→ **ASSIGNED TASK**: Scan the data below. Pull out each line where "intnmydhn" occurs.

*** INFORMATION SHOWN ***

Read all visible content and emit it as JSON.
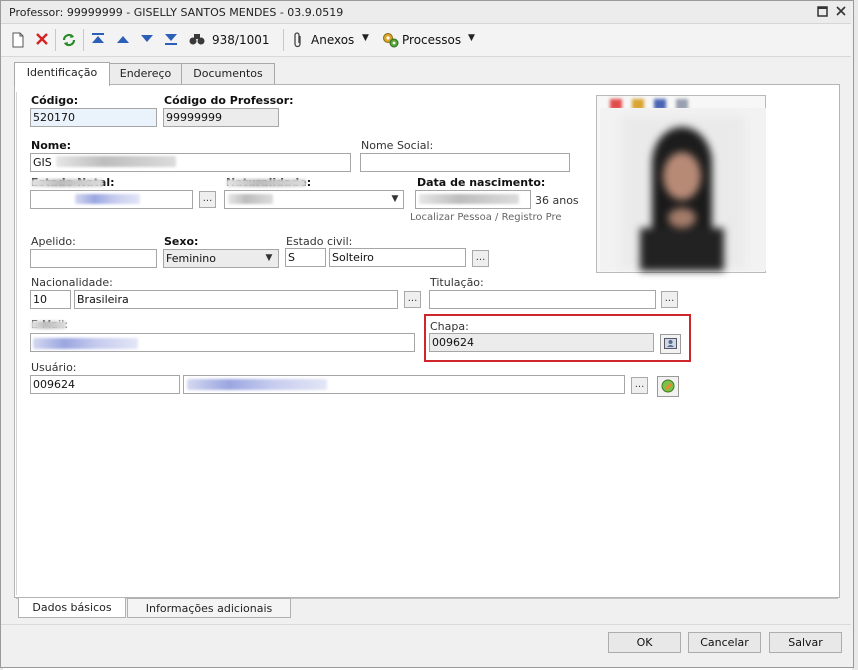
{
  "window": {
    "title": "Professor: 99999999 - GISELLY SANTOS MENDES - 03.9.0519"
  },
  "toolbar": {
    "record_counter": "938/1001",
    "attachments_label": "Anexos",
    "processes_label": "Processos"
  },
  "tabs": [
    {
      "label": "Identificação",
      "active": true
    },
    {
      "label": "Endereço",
      "active": false
    },
    {
      "label": "Documentos",
      "active": false
    }
  ],
  "form": {
    "codigo": {
      "label": "Código:",
      "value": "520170"
    },
    "codigo_professor": {
      "label": "Código do Professor:",
      "value": "99999999"
    },
    "nome": {
      "label": "Nome:",
      "value": "GIS"
    },
    "nome_social": {
      "label": "Nome Social:",
      "value": ""
    },
    "estado_natal": {
      "label": "Estado Natal:"
    },
    "naturalidade": {
      "label": "Naturalidade:"
    },
    "data_nascimento": {
      "label": "Data de nascimento:",
      "age_text": "36 anos"
    },
    "localizar_pessoa": "Localizar Pessoa / Registro Pre",
    "apelido": {
      "label": "Apelido:",
      "value": ""
    },
    "sexo": {
      "label": "Sexo:",
      "value": "Feminino"
    },
    "estado_civil": {
      "label": "Estado civil:",
      "code": "S",
      "value": "Solteiro"
    },
    "nacionalidade": {
      "label": "Nacionalidade:",
      "code": "10",
      "value": "Brasileira"
    },
    "titulacao": {
      "label": "Titulação:",
      "value": ""
    },
    "email": {
      "label": "E-Mail:"
    },
    "chapa": {
      "label": "Chapa:",
      "value": "009624"
    },
    "usuario": {
      "label": "Usuário:",
      "value": "009624"
    }
  },
  "bottom_tabs": [
    {
      "label": "Dados básicos",
      "active": true
    },
    {
      "label": "Informações adicionais",
      "active": false
    }
  ],
  "buttons": {
    "ok": "OK",
    "cancel": "Cancelar",
    "save": "Salvar"
  },
  "colors": {
    "highlight_border": "#d0262b",
    "window_bg": "#f0f0f0",
    "blur_link": "#9aa6e0"
  }
}
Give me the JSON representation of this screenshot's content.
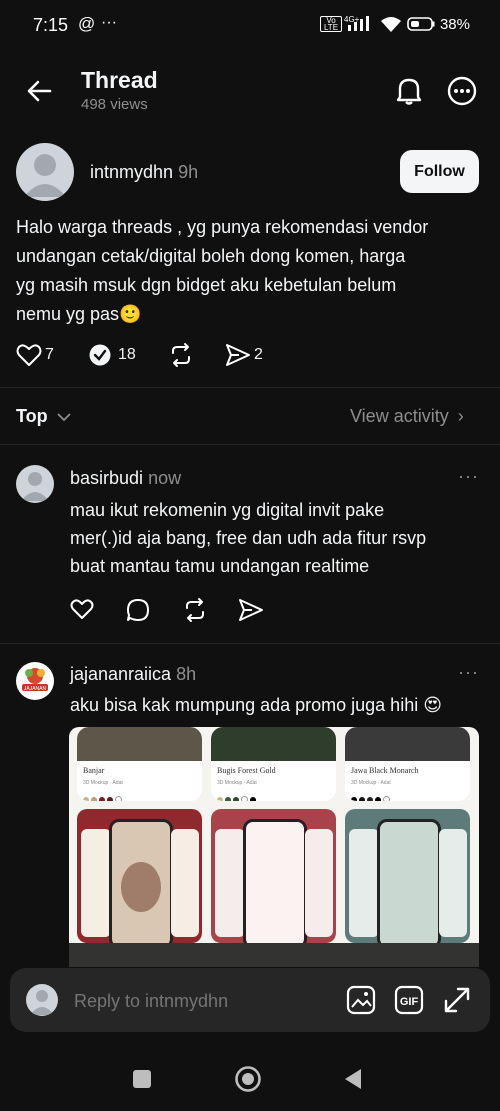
{
  "status": {
    "time": "7:15",
    "battery": "38%"
  },
  "header": {
    "title": "Thread",
    "views": "498 views"
  },
  "post": {
    "username": "intnmydhn",
    "time": "9h",
    "follow_label": "Follow",
    "text_lines": [
      "Halo warga threads , yg punya rekomendasi vendor",
      "undangan cetak/digital boleh dong komen, harga",
      "yg masih msuk dgn bidget aku kebetulan belum",
      "nemu yg pas🙂"
    ],
    "likes": "7",
    "replies": "18",
    "shares": "2"
  },
  "sort": {
    "label": "Top",
    "view_activity": "View activity"
  },
  "comments": [
    {
      "username": "basirbudi",
      "time": "now",
      "lines": [
        "mau ikut rekomenin yg digital invit pake",
        "mer(.)id aja bang, free dan udh ada fitur rsvp",
        "buat mantau tamu undangan realtime"
      ]
    },
    {
      "username": "jajananraiica",
      "time": "8h",
      "lines": [
        "aku bisa kak  mumpung ada promo juga hihi 😍"
      ],
      "cards": [
        {
          "name": "Banjar",
          "sub": "3D Mockup · Adat",
          "colors": [
            "#c9b58a",
            "#b8a37a",
            "#7a1e24",
            "#5b1a20",
            "#ffffff"
          ]
        },
        {
          "name": "Bugis Forest Gold",
          "sub": "3D Mockup · Adat",
          "colors": [
            "#c9b58a",
            "#3c5a3a",
            "#2c4a2c",
            "#ffffff",
            "#000000"
          ]
        },
        {
          "name": "Jawa Black Monarch",
          "sub": "3D Mockup · Adat",
          "colors": [
            "#000000",
            "#111111",
            "#222222",
            "#000000",
            "#ffffff"
          ]
        }
      ],
      "avatar_text": "JAJANAN"
    }
  ],
  "reply": {
    "placeholder": "Reply to intnmydhn"
  }
}
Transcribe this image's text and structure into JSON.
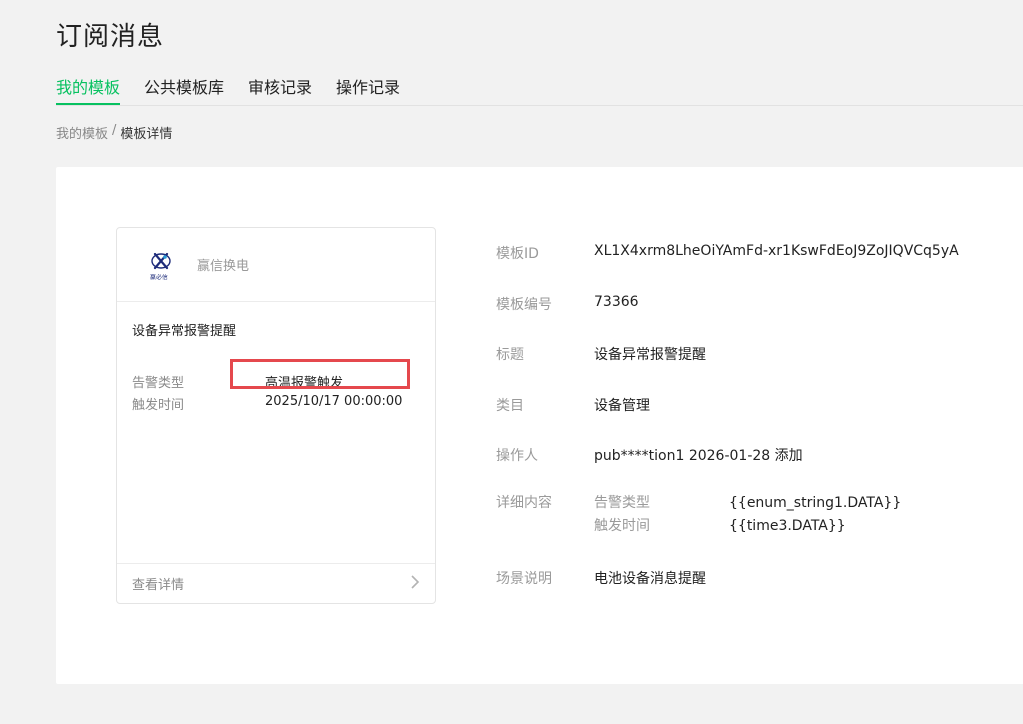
{
  "page": {
    "title": "订阅消息"
  },
  "tabs": [
    {
      "label": "我的模板",
      "active": true
    },
    {
      "label": "公共模板库",
      "active": false
    },
    {
      "label": "审核记录",
      "active": false
    },
    {
      "label": "操作记录",
      "active": false
    }
  ],
  "breadcrumb": {
    "parent": "我的模板",
    "separator": "/",
    "current": "模板详情"
  },
  "preview": {
    "logo_icon": "company-logo-icon",
    "logo_text": "赢必信",
    "brand": "赢信换电",
    "title": "设备异常报警提醒",
    "fields": [
      {
        "key": "告警类型",
        "value": "高温报警触发"
      },
      {
        "key": "触发时间",
        "value": "2025/10/17 00:00:00"
      }
    ],
    "footer_label": "查看详情",
    "footer_icon": "chevron-right-icon",
    "highlight_color": "#e5484d"
  },
  "details": {
    "template_id": {
      "label": "模板ID",
      "value": "XL1X4xrm8LheOiYAmFd-xr1KswFdEoJ9ZoJIQVCq5yA"
    },
    "template_no": {
      "label": "模板编号",
      "value": "73366"
    },
    "title": {
      "label": "标题",
      "value": "设备异常报警提醒"
    },
    "category": {
      "label": "类目",
      "value": "设备管理"
    },
    "operator": {
      "label": "操作人",
      "value": "pub****tion1 2026-01-28 添加"
    },
    "content": {
      "label": "详细内容",
      "rows": [
        {
          "key": "告警类型",
          "value": "{{enum_string1.DATA}}"
        },
        {
          "key": "触发时间",
          "value": "{{time3.DATA}}"
        }
      ]
    },
    "scene": {
      "label": "场景说明",
      "value": "电池设备消息提醒"
    }
  },
  "colors": {
    "accent": "#07c160",
    "background": "#f2f2f2"
  }
}
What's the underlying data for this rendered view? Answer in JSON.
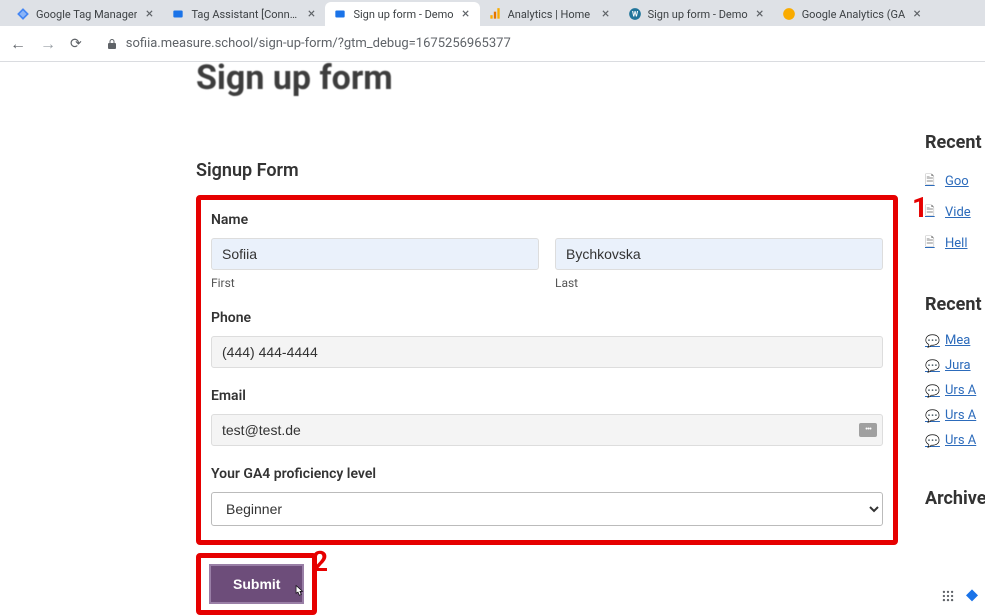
{
  "tabs": [
    {
      "title": "Google Tag Manager",
      "favicon_color": "#1a73e8"
    },
    {
      "title": "Tag Assistant [Connec",
      "favicon_color": "#1a73e8"
    },
    {
      "title": "Sign up form - Demo",
      "favicon_color": "#1a73e8",
      "active": true
    },
    {
      "title": "Analytics | Home",
      "favicon_color": "#f9ab00"
    },
    {
      "title": "Sign up form - Demo",
      "favicon_color": "#1e8cbe"
    },
    {
      "title": "Google Analytics (GA",
      "favicon_color": "#f9ab00"
    }
  ],
  "url": "sofiia.measure.school/sign-up-form/?gtm_debug=1675256965377",
  "page": {
    "title_big": "Sign up form",
    "form_heading": "Signup Form",
    "labels": {
      "name": "Name",
      "first": "First",
      "last": "Last",
      "phone": "Phone",
      "email": "Email",
      "proficiency": "Your GA4 proficiency level"
    },
    "values": {
      "first_name": "Sofiia",
      "last_name": "Bychkovska",
      "phone": "(444) 444-4444",
      "email": "test@test.de",
      "proficiency": "Beginner"
    },
    "submit_label": "Submit",
    "callouts": {
      "form": "1",
      "submit": "2"
    }
  },
  "sidebar": {
    "recent_posts_heading": "Recent Posts",
    "posts": [
      "Goo",
      "Vide",
      "Hell"
    ],
    "recent_comments_heading": "Recent Comments",
    "comments": [
      "Mea",
      "Jura",
      "Urs A",
      "Urs A",
      "Urs A"
    ],
    "archives_heading": "Archives"
  }
}
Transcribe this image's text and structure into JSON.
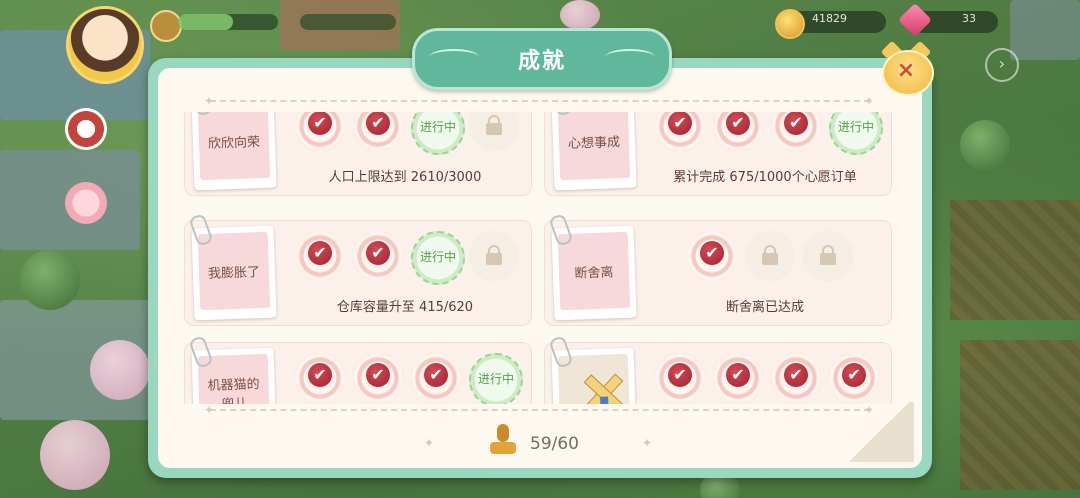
{
  "hud": {
    "coins": "41829",
    "gems": "33"
  },
  "dialog": {
    "title": "成就",
    "close_label": "×",
    "progress": "59/60"
  },
  "achievements": [
    {
      "name": "欣欣向荣",
      "desc": "人口上限达到 2610/3000",
      "stamps": [
        "done",
        "done",
        "progress",
        "locked"
      ],
      "progress_label": "进行中"
    },
    {
      "name": "心想事成",
      "desc": "累计完成 675/1000个心愿订单",
      "stamps": [
        "done",
        "done",
        "done",
        "progress"
      ],
      "progress_label": "进行中"
    },
    {
      "name": "我膨胀了",
      "desc": "仓库容量升至 415/620",
      "stamps": [
        "done",
        "done",
        "progress",
        "locked"
      ],
      "progress_label": "进行中"
    },
    {
      "name": "断舍离",
      "desc": "断舍离已达成",
      "stamps": [
        "done",
        "locked",
        "locked"
      ],
      "progress_label": ""
    },
    {
      "name": "机器猫的兜儿",
      "desc": "",
      "stamps": [
        "done",
        "done",
        "done",
        "progress"
      ],
      "progress_label": "进行中"
    },
    {
      "name": "",
      "desc": "",
      "stamps": [
        "done",
        "done",
        "done",
        "done"
      ],
      "progress_label": "",
      "image": "windmill-icon"
    }
  ]
}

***

→ **ANSWER FOR THE TASK**:
    "username": "intnmydhn",
    "placeholder": "Reply to intnmydhn"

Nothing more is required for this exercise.